**Your goal**
All lines below must be repeated exactly, with the pictures omitted.

Source records

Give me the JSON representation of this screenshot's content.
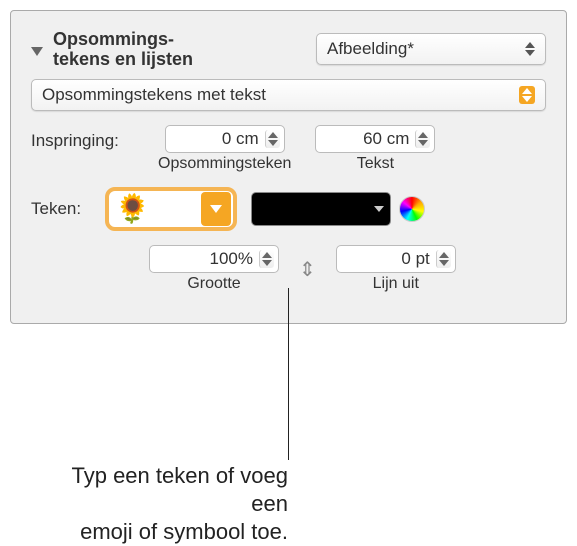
{
  "header": {
    "title_line1": "Opsommings-",
    "title_line2": "tekens en lijsten",
    "style_popup": "Afbeelding*"
  },
  "bullet_style": {
    "value": "Opsommingstekens met tekst"
  },
  "indent": {
    "label": "Inspringing:",
    "bullet": {
      "value": "0 cm",
      "caption": "Opsommingsteken"
    },
    "text": {
      "value": "60 cm",
      "caption": "Tekst"
    }
  },
  "character": {
    "label": "Teken:",
    "value": "🌻"
  },
  "size": {
    "value": "100%",
    "caption": "Grootte"
  },
  "align": {
    "value": "0 pt",
    "caption": "Lijn uit"
  },
  "callout": {
    "line1": "Typ een teken of voeg een",
    "line2": "emoji of symbool toe."
  }
}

**Solution to this exercise**
Give me the JSON representation of this screenshot's content.
{
  "header": {
    "title_line1": "Opsommings-",
    "title_line2": "tekens en lijsten",
    "style_popup": "Afbeelding*"
  },
  "bullet_style": {
    "value": "Opsommingstekens met tekst"
  },
  "indent": {
    "label": "Inspringing:",
    "bullet": {
      "value": "0 cm",
      "caption": "Opsommingsteken"
    },
    "text": {
      "value": "60 cm",
      "caption": "Tekst"
    }
  },
  "character": {
    "label": "Teken:",
    "value": "🌻"
  },
  "size": {
    "value": "100%",
    "caption": "Grootte"
  },
  "align": {
    "value": "0 pt",
    "caption": "Lijn uit"
  },
  "callout": {
    "line1": "Typ een teken of voeg een",
    "line2": "emoji of symbool toe."
  }
}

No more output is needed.